Exercise requirements: Once the pictures are set aside, print the records that follow exactly as written.

Data extract:

----------------

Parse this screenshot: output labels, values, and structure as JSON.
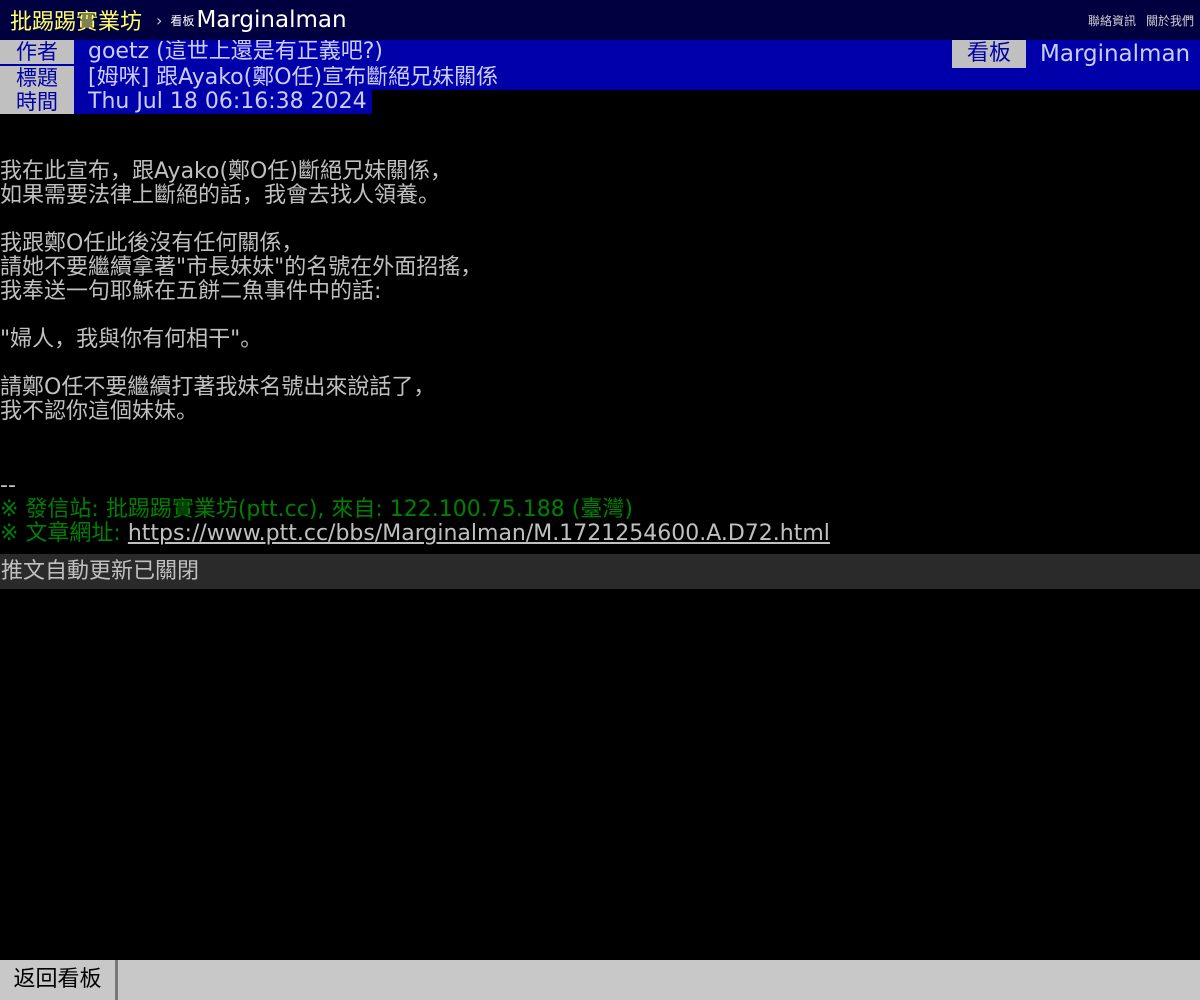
{
  "topbar": {
    "site_name": "批踢踢實業坊",
    "separator": "›",
    "board_prefix": "看板",
    "board_name": "Marginalman",
    "links": [
      "聯絡資訊",
      "關於我們"
    ]
  },
  "meta": {
    "author_tag": "作者",
    "author": "goetz (這世上還是有正義吧?)",
    "board_tag": "看板",
    "board": "Marginalman",
    "title_tag": "標題",
    "title": "[姆咪] 跟Ayako(鄭O任)宣布斷絕兄妹關係",
    "time_tag": "時間",
    "time": "Thu Jul 18 06:16:38 2024"
  },
  "content": {
    "lines": [
      "我在此宣布，跟Ayako(鄭O任)斷絕兄妹關係，",
      "如果需要法律上斷絕的話，我會去找人領養。",
      "",
      "我跟鄭O任此後沒有任何關係，",
      "請她不要繼續拿著\"市長妹妹\"的名號在外面招搖，",
      "我奉送一句耶穌在五餅二魚事件中的話:",
      "",
      "\"婦人，我與你有何相干\"。",
      "",
      "請鄭O任不要繼續打著我妹名號出來說話了，",
      "我不認你這個妹妹。"
    ]
  },
  "signature": {
    "dash": "--",
    "origin": "※ 發信站: 批踢踢實業坊(ptt.cc), 來自: 122.100.75.188 (臺灣)",
    "url_label": "※ 文章網址: ",
    "url": "https://www.ptt.cc/bbs/Marginalman/M.1721254600.A.D72.html"
  },
  "push_notice": "推文自動更新已關閉",
  "bottombar": {
    "back_label": "返回看板"
  },
  "colors": {
    "topbar_bg": "#000040",
    "brand": "#ffff66",
    "meta_bg": "#0000aa",
    "meta_tag_bg": "#c0c0c0",
    "body_text": "#c0c0c0",
    "signature_green": "#008000"
  }
}
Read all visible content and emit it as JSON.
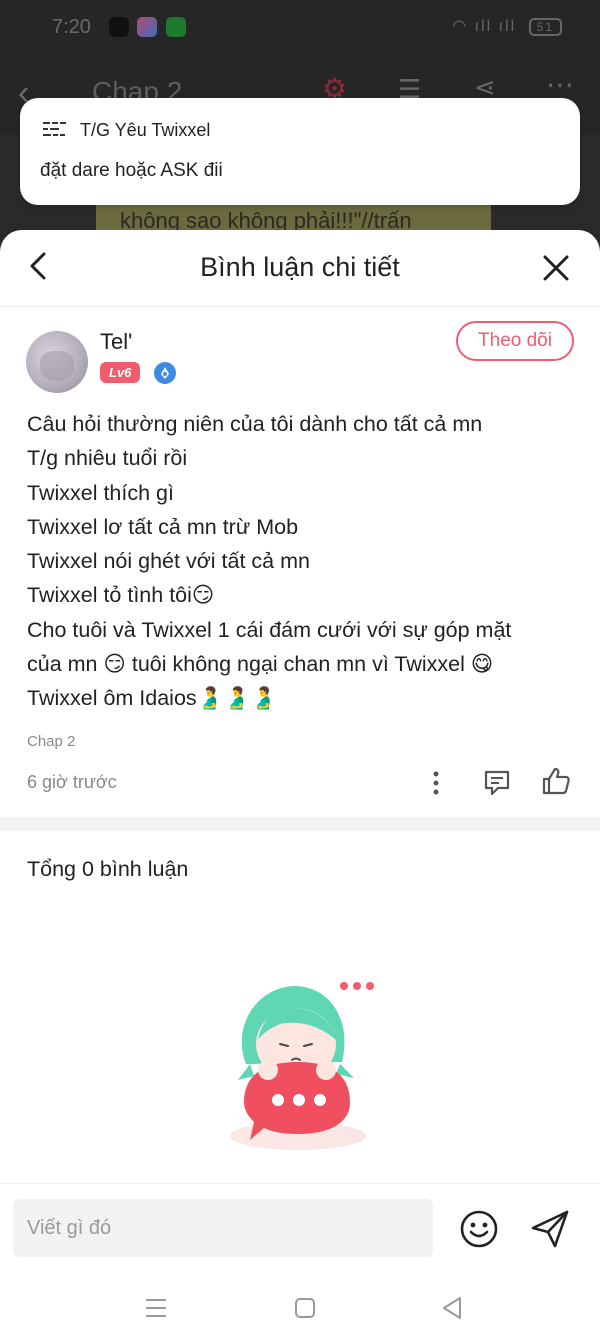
{
  "status_bar": {
    "time": "7:20",
    "signal_text": "ıll ıll",
    "battery": "51"
  },
  "reader": {
    "title": "Chap 2",
    "content_snippet": "không sao không phải!!!\"//trấn"
  },
  "notification": {
    "sender": "T/G Yêu Twixxel",
    "message": "đặt dare hoặc ASK đii"
  },
  "sheet": {
    "title": "Bình luận chi tiết"
  },
  "comment": {
    "username": "Tel'",
    "level": "Lv6",
    "follow_label": "Theo dõi",
    "lines": [
      "Câu hỏi thường niên của tôi dành cho tất cả mn",
      "T/g nhiêu tuổi rồi",
      "Twixxel thích gì",
      "Twixxel lơ tất cả mn trừ Mob",
      "Twixxel nói ghét với tất cả mn",
      "Twixxel tỏ tình tôi😏",
      "Cho tuôi và Twixxel 1 cái đám cưới với sự góp mặt",
      "của mn 😏 tuôi không ngại chan mn vì Twixxel 😋",
      "Twixxel ôm Idaios🫃🫃🫃"
    ],
    "chapter": "Chap 2",
    "time_ago": "6 giờ trước"
  },
  "replies": {
    "total_label": "Tổng 0 bình luận"
  },
  "composer": {
    "placeholder": "Viết gì đó"
  },
  "colors": {
    "accent": "#ef5d6f",
    "badge_blue": "#3e8be3",
    "mascot_hair": "#5fd6b4"
  }
}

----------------

Exercise answer:
Parse this screenshot: output labels, values, and structure as JSON.
{
  "topbar": {
    "site_name": "批踢踢實業坊",
    "separator": "›",
    "board_prefix": "看板",
    "board_name": "Marginalman",
    "links": [
      "聯絡資訊",
      "關於我們"
    ]
  },
  "meta": {
    "author_tag": "作者",
    "author": "goetz (這世上還是有正義吧?)",
    "board_tag": "看板",
    "board": "Marginalman",
    "title_tag": "標題",
    "title": "[姆咪] 跟Ayako(鄭O任)宣布斷絕兄妹關係",
    "time_tag": "時間",
    "time": "Thu Jul 18 06:16:38 2024"
  },
  "content": {
    "lines": [
      "我在此宣布，跟Ayako(鄭O任)斷絕兄妹關係，",
      "如果需要法律上斷絕的話，我會去找人領養。",
      "",
      "我跟鄭O任此後沒有任何關係，",
      "請她不要繼續拿著\"市長妹妹\"的名號在外面招搖，",
      "我奉送一句耶穌在五餅二魚事件中的話:",
      "",
      "\"婦人，我與你有何相干\"。",
      "",
      "請鄭O任不要繼續打著我妹名號出來說話了，",
      "我不認你這個妹妹。"
    ]
  },
  "signature": {
    "dash": "--",
    "origin": "※ 發信站: 批踢踢實業坊(ptt.cc), 來自: 122.100.75.188 (臺灣)",
    "url_label": "※ 文章網址: ",
    "url": "https://www.ptt.cc/bbs/Marginalman/M.1721254600.A.D72.html"
  },
  "push_notice": "推文自動更新已關閉",
  "bottombar": {
    "back_label": "返回看板"
  },
  "colors": {
    "topbar_bg": "#000040",
    "brand": "#ffff66",
    "meta_bg": "#0000aa",
    "meta_tag_bg": "#c0c0c0",
    "body_text": "#c0c0c0",
    "signature_green": "#008000"
  }
}
Read all visible content and emit it as JSON.
{
  "status_bar": {
    "time": "7:20",
    "signal_text": "ıll ıll",
    "battery": "51"
  },
  "reader": {
    "title": "Chap 2",
    "content_snippet": "không sao không phải!!!\"//trấn"
  },
  "notification": {
    "sender": "T/G Yêu Twixxel",
    "message": "đặt dare hoặc ASK đii"
  },
  "sheet": {
    "title": "Bình luận chi tiết"
  },
  "comment": {
    "username": "Tel'",
    "level": "Lv6",
    "follow_label": "Theo dõi",
    "lines": [
      "Câu hỏi thường niên của tôi dành cho tất cả mn",
      "T/g nhiêu tuổi rồi",
      "Twixxel thích gì",
      "Twixxel lơ tất cả mn trừ Mob",
      "Twixxel nói ghét với tất cả mn",
      "Twixxel tỏ tình tôi😏",
      "Cho tuôi và Twixxel 1 cái đám cưới với sự góp mặt",
      "của mn 😏 tuôi không ngại chan mn vì Twixxel 😋",
      "Twixxel ôm Idaios🫃🫃🫃"
    ],
    "chapter": "Chap 2",
    "time_ago": "6 giờ trước"
  },
  "replies": {
    "total_label": "Tổng 0 bình luận"
  },
  "composer": {
    "placeholder": "Viết gì đó"
  },
  "colors": {
    "accent": "#ef5d6f",
    "badge_blue": "#3e8be3",
    "mascot_hair": "#5fd6b4"
  }
}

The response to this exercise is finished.